Do you have one of these cute scarves? 

If so, be advised that there’s been at least 1 report of these scarves catching fire and they have now been recalled by the Consumer Product Safety Commission as they failed to meet the federal flammability standard for wearing apparel and therefore, pose a risk of burn injury to consumers.

Both the Julie Vos “Sierra” and “Anchor” style scarves have been recalled.

The scarves are 100 percent modal fabric, a type of rayon, and were sold in two prints, Anchor and Sierra. Anchor was sold in three colors, including blue, green and orange.

Sierra was sold in four colors, including raspberry/magenta, orange/peach, cream/gray and blue/purple. The scarves measure 75 inches long by 45 inches wide. Julie Vos is printed on a tag sewn into the back of the scarf.

Manufactured in India, these imported scarves have been sold at specialty boutiques across the country and online at www.julievos.com from January 2014 through February 2014 for about $165. 

Consumers should immediately stop using the recalled scarves and contact Julie Vos to arrange to return the scarves for a full refund. Julie Vos will provide a pre-paid postage label for shipping.

More information on the product recall may be found here:  http://www.cpsc.gov/en/Recalls/2014/Womens-Scarves-Recalled-by-Julie-Vos/#remedy

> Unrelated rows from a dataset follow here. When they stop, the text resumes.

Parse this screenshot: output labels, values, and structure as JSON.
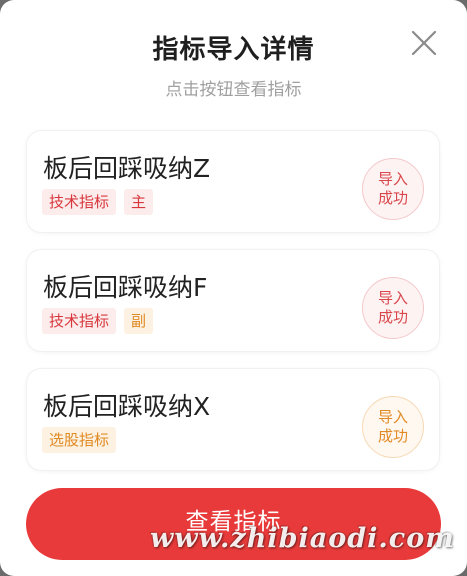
{
  "dialog": {
    "title": "指标导入详情",
    "subtitle": "点击按钮查看指标",
    "close_icon": "close-icon"
  },
  "cards": [
    {
      "name": "板后回踩吸纳Z",
      "tags": [
        "技术指标",
        "主"
      ],
      "tag_colors": [
        "red",
        "red"
      ],
      "status_line1": "导入",
      "status_line2": "成功",
      "status_color": "red"
    },
    {
      "name": "板后回踩吸纳F",
      "tags": [
        "技术指标",
        "副"
      ],
      "tag_colors": [
        "red",
        "orange"
      ],
      "status_line1": "导入",
      "status_line2": "成功",
      "status_color": "red"
    },
    {
      "name": "板后回踩吸纳X",
      "tags": [
        "选股指标"
      ],
      "tag_colors": [
        "orange"
      ],
      "status_line1": "导入",
      "status_line2": "成功",
      "status_color": "orange"
    }
  ],
  "action_button": {
    "label": "查看指标"
  },
  "watermark": "www.zhibiaodi.com",
  "colors": {
    "accent_red": "#e83a3a",
    "tag_red": "#d7373d",
    "tag_orange": "#e08a23"
  }
}
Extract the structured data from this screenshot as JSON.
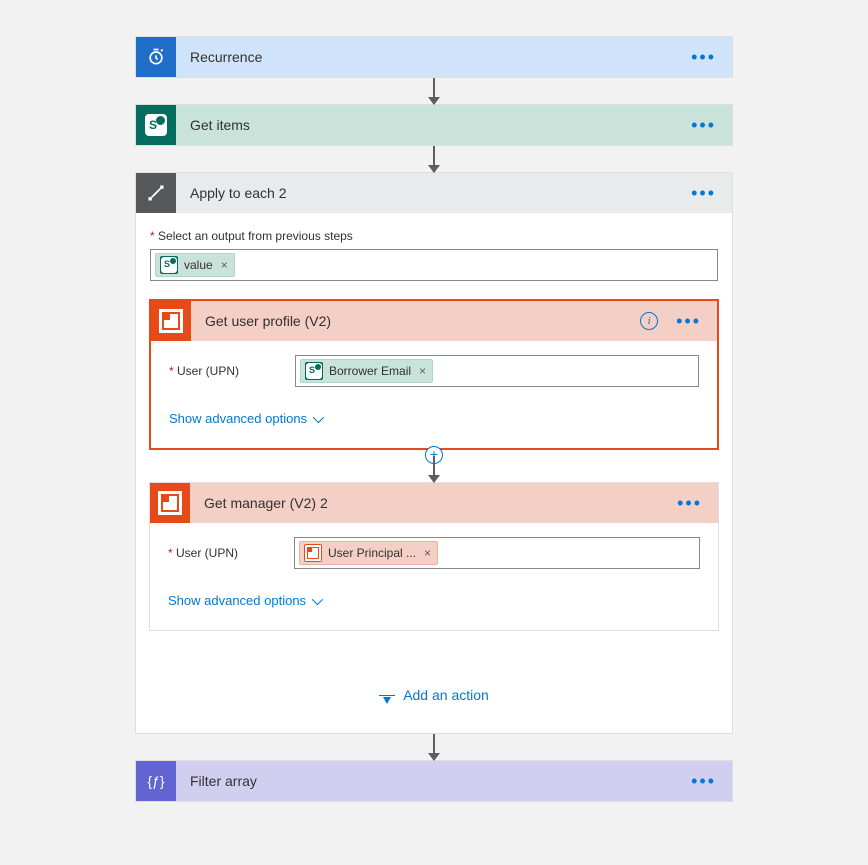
{
  "steps": {
    "recurrence": {
      "title": "Recurrence"
    },
    "getItems": {
      "title": "Get items"
    },
    "applyEach": {
      "title": "Apply to each 2",
      "selectLabel": "Select an output from previous steps",
      "token": "value"
    },
    "getUserProfile": {
      "title": "Get user profile (V2)",
      "paramLabel": "User (UPN)",
      "token": "Borrower Email",
      "advanced": "Show advanced options"
    },
    "getManager": {
      "title": "Get manager (V2) 2",
      "paramLabel": "User (UPN)",
      "token": "User Principal ...",
      "advanced": "Show advanced options"
    },
    "filterArray": {
      "title": "Filter array"
    }
  },
  "addAction": "Add an action"
}
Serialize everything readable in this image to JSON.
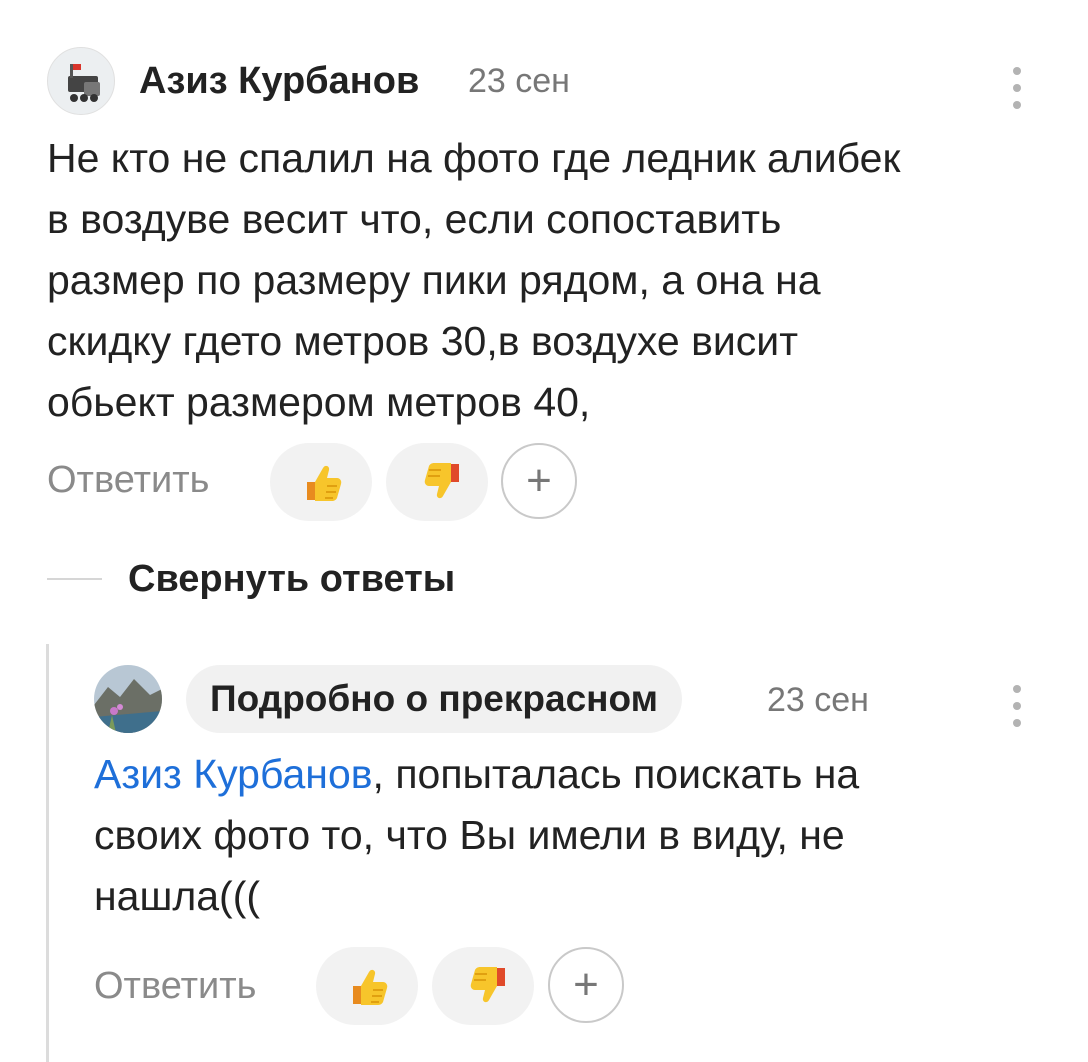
{
  "comments": [
    {
      "author": "Азиз Курбанов",
      "date": "23 сен",
      "text_lines": [
        "Не кто не спалил на фото где ледник алибек",
        "в воздуве весит что, если сопоставить",
        "размер по размеру пики рядом, а она на",
        "скидку гдето метров 30,в воздухе висит",
        "обьект размером метров 40,"
      ],
      "reply_label": "Ответить",
      "plus_label": "+"
    }
  ],
  "collapse_replies_label": "Свернуть ответы",
  "replies": [
    {
      "author": "Подробно о прекрасном",
      "date": "23 сен",
      "mention": "Азиз Курбанов",
      "text_lines": [
        ", попыталась поискать на",
        "своих фото то, что Вы имели в виду, не",
        "нашла((("
      ],
      "reply_label": "Ответить",
      "plus_label": "+"
    }
  ],
  "icons": {
    "like": "thumbs-up-icon",
    "dislike": "thumbs-down-icon",
    "menu": "more-vertical-icon"
  },
  "colors": {
    "mention": "#1e6fd9",
    "muted_text": "#8a8a8a",
    "chip_bg": "#f1f1f1"
  }
}
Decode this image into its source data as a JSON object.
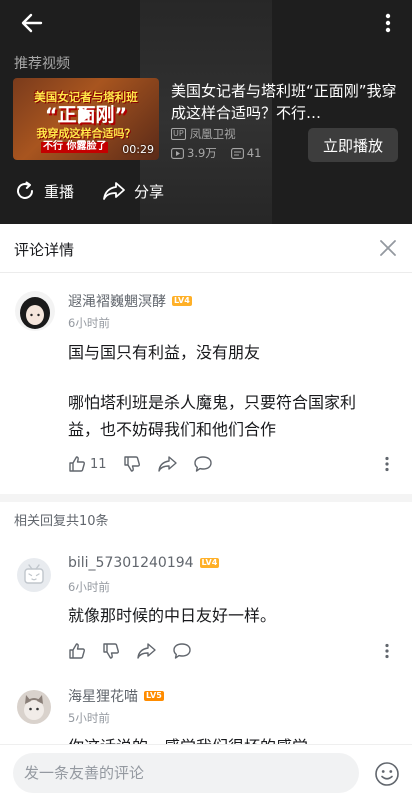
{
  "video": {
    "section_label": "推荐视频",
    "thumbnail": {
      "line1": "美国女记者与塔利班",
      "line2": "“正面刚”",
      "line3": "我穿成这样合适吗？",
      "line4": "不行 你露脸了",
      "duration": "00:29"
    },
    "title": "美国女记者与塔利班“正面刚”我穿成这样合适吗？不行…",
    "uploader_badge": "UP",
    "uploader": "凤凰卫视",
    "views": "3.9万",
    "danmaku": "41",
    "play_now": "立即播放",
    "replay": "重播",
    "share": "分享"
  },
  "detail": {
    "title": "评论详情"
  },
  "main_comment": {
    "user": "遐渑褶巍魍溟酵",
    "level": "LV4",
    "time": "6小时前",
    "text_line1": "国与国只有利益，没有朋友",
    "text_line2": "哪怕塔利班是杀人魔鬼，只要符合国家利",
    "text_line3": "益，也不妨碍我们和他们合作",
    "likes": "11"
  },
  "replies_count": "相关回复共10条",
  "replies": [
    {
      "user": "bili_57301240194",
      "level": "LV4",
      "time": "6小时前",
      "text": "就像那时候的中日友好一样。"
    },
    {
      "user": "海星狸花喵",
      "level": "LV5",
      "time": "5小时前",
      "text": "你这话说的，感觉我们很坏的感觉"
    }
  ],
  "input": {
    "placeholder": "发一条友善的评论"
  },
  "colors": {
    "video_bg": "#1e1e1e",
    "level4": "#ffb027",
    "level5": "#ff8c00",
    "text_primary": "#18191c",
    "text_secondary": "#61666d",
    "text_muted": "#9499a0"
  }
}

Filed under scarves flammable fashion fashion compliance flammability deanna clark fashion law CPSC Consumer Product Safety Commission product recall import